Semplastics wins $1.5 million Department of Energy grant for West Virginia coal-infused roof tiles
Semplastics, through its Advanced Materials Division, X-MAT®, has secured a second Small Business Innovation Research grant from the Department of Energy's National Energy Technology Laboratory (NETL). The award was given for the development of its value-added coal roofing product, the X-TILE™. The Phase 2 grant provides the company with $1.5 million.
X-MAT® roofing tiles are lightweight, fireproof and can withstand extreme temperatures. They also have higher flexure strength than ceramic roof tiles currently available on the market.
X-MAT® CEO Bill Easter said, "There is a great deal of excitement about the progress we made over the last year and we are looking forward to the next phase. We are very thankful to the NETL and our friends in West Virginia for helping us secure this critical grant."
Easter continued, "The value of the roof tiles is more than just science. The success of this next generation of roofing tiles makes America's homes safer and leads to a productive way to use coal. It is our mission to use X-TILE™ technology to provide jobs and future manufacturing in the Appalachian region."
X-MAT®'s progress on the tiles was made possible by an initial Department of Energy grant. Through a partnership with West Virginia's Center for Applied Research and Technology (CART), the company was able to create a first-generation prototype of the X-TILE™.
The X-TILE™ uses X-MAT®'s innovative composite material, which combines the properties of metals, plastics and ceramics in one unique material. X-MAT®'s coal-core composite is made of a polymer-derived ceramic that when mixed with coal, does not burn the fossil fuel. As a result, the process reduces the carbon footprint for both the roofing and coal industries in the Appalachian region.
About X-MAT®, the Advanced Materials Division of Semplastics
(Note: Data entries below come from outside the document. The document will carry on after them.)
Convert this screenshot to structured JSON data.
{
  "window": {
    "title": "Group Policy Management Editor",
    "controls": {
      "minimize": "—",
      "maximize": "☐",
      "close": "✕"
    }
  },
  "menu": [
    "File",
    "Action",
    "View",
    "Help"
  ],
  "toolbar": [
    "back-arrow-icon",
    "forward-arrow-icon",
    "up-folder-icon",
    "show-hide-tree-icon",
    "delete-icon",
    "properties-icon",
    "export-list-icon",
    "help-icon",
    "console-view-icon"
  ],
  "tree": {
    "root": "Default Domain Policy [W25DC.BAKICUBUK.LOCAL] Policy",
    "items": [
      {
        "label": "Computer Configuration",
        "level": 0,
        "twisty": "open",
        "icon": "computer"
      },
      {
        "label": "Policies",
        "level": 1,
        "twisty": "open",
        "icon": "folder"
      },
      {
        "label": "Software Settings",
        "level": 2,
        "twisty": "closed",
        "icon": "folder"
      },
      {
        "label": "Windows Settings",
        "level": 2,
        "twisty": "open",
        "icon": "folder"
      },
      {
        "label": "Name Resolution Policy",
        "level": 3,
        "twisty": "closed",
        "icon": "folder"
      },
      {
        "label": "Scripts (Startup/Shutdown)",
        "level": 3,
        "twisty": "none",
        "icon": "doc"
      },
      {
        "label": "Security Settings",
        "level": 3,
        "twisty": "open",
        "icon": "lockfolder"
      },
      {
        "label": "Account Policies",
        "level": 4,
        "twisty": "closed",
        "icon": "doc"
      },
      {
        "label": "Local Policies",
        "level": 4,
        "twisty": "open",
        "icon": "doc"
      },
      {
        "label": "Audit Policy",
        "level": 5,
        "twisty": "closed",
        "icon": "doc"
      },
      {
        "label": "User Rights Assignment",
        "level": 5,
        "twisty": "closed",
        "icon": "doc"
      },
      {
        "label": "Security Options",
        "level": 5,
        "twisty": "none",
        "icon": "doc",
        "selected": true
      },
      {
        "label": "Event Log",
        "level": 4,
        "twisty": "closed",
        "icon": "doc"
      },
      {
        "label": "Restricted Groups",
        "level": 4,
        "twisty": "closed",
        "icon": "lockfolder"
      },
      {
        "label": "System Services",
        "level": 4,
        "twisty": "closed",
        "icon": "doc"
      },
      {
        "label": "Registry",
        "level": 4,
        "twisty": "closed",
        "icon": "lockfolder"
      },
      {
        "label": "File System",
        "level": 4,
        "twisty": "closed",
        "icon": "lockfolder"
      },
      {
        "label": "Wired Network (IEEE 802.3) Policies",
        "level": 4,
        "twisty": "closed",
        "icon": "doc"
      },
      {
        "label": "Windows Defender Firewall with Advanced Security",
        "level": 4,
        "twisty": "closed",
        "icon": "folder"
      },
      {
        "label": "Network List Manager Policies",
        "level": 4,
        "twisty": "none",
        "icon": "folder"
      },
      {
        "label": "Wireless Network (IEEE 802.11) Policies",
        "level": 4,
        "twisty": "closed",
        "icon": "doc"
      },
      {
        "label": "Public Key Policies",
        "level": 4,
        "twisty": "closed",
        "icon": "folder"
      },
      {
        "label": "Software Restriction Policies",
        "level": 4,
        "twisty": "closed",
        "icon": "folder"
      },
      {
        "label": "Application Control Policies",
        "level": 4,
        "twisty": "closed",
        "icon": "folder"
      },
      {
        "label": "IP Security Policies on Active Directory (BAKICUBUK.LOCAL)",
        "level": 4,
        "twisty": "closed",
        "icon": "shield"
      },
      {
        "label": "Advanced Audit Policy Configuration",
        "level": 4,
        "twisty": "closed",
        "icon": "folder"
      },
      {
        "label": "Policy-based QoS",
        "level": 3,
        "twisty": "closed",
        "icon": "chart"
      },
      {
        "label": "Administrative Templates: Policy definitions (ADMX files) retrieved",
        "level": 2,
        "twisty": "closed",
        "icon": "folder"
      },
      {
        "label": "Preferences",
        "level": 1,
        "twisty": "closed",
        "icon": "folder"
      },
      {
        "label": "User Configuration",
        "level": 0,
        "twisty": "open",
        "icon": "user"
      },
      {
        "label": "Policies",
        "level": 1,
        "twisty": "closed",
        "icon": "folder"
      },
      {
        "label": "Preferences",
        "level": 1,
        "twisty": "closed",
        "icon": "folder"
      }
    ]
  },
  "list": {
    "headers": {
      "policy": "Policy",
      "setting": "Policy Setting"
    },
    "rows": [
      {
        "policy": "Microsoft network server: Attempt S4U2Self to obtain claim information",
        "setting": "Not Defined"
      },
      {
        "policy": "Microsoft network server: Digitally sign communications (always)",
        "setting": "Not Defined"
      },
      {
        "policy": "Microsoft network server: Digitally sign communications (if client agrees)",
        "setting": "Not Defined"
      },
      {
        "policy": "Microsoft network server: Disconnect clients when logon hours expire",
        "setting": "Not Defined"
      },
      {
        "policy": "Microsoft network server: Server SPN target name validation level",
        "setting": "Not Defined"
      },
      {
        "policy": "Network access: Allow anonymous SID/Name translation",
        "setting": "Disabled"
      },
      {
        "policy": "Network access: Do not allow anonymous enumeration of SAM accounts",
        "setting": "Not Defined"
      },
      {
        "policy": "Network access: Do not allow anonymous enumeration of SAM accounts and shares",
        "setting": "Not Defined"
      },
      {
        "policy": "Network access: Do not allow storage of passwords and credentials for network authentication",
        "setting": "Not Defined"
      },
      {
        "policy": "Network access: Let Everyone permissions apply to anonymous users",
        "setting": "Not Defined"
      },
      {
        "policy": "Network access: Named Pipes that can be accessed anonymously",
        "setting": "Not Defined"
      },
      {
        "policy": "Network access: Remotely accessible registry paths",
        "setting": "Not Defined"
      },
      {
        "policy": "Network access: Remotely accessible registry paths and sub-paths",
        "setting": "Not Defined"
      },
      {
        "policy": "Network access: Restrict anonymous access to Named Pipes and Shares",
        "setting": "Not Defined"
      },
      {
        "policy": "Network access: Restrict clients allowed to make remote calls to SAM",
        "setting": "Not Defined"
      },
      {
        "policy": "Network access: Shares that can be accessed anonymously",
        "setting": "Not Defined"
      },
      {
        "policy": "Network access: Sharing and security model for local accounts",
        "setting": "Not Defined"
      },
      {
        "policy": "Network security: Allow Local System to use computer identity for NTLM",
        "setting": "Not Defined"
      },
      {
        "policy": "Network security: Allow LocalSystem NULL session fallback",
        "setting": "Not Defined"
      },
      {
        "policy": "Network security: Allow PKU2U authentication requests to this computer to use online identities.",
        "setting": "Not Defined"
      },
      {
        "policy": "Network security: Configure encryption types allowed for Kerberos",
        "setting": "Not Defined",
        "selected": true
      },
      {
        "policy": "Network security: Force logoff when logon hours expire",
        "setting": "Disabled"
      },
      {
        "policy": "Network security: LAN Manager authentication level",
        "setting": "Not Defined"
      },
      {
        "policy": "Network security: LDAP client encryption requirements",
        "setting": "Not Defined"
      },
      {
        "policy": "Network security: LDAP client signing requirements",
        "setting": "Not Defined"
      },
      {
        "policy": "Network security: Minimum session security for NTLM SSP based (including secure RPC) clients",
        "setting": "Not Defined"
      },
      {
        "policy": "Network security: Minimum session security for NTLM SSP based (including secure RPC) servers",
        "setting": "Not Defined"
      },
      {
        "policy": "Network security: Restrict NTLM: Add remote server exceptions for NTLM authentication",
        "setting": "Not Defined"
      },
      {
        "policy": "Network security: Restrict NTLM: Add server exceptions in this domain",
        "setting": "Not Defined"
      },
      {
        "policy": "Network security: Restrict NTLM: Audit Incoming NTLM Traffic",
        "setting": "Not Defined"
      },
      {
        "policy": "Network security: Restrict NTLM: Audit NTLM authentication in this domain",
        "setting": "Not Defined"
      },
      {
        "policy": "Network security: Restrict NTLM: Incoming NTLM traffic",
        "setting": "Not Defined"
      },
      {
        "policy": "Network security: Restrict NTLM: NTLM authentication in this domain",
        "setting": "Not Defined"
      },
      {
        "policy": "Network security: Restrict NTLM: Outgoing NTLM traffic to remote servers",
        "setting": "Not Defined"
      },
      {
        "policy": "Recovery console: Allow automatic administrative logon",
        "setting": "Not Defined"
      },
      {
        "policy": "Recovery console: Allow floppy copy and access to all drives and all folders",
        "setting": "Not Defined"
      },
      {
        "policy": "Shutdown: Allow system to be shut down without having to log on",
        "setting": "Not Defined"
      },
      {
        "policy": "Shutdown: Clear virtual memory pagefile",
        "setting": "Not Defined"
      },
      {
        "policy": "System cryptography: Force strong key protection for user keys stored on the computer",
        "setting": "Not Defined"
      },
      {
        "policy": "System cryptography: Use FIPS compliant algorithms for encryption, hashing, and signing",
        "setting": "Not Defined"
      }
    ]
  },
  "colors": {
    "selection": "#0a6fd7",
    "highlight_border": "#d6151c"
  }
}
X-MAT®, the Advanced Materials Division of Semplastics, launched in 2013. X-MAT® developed a revolutionary high performance material that combines some of the best properties of metals (electrical conductivity)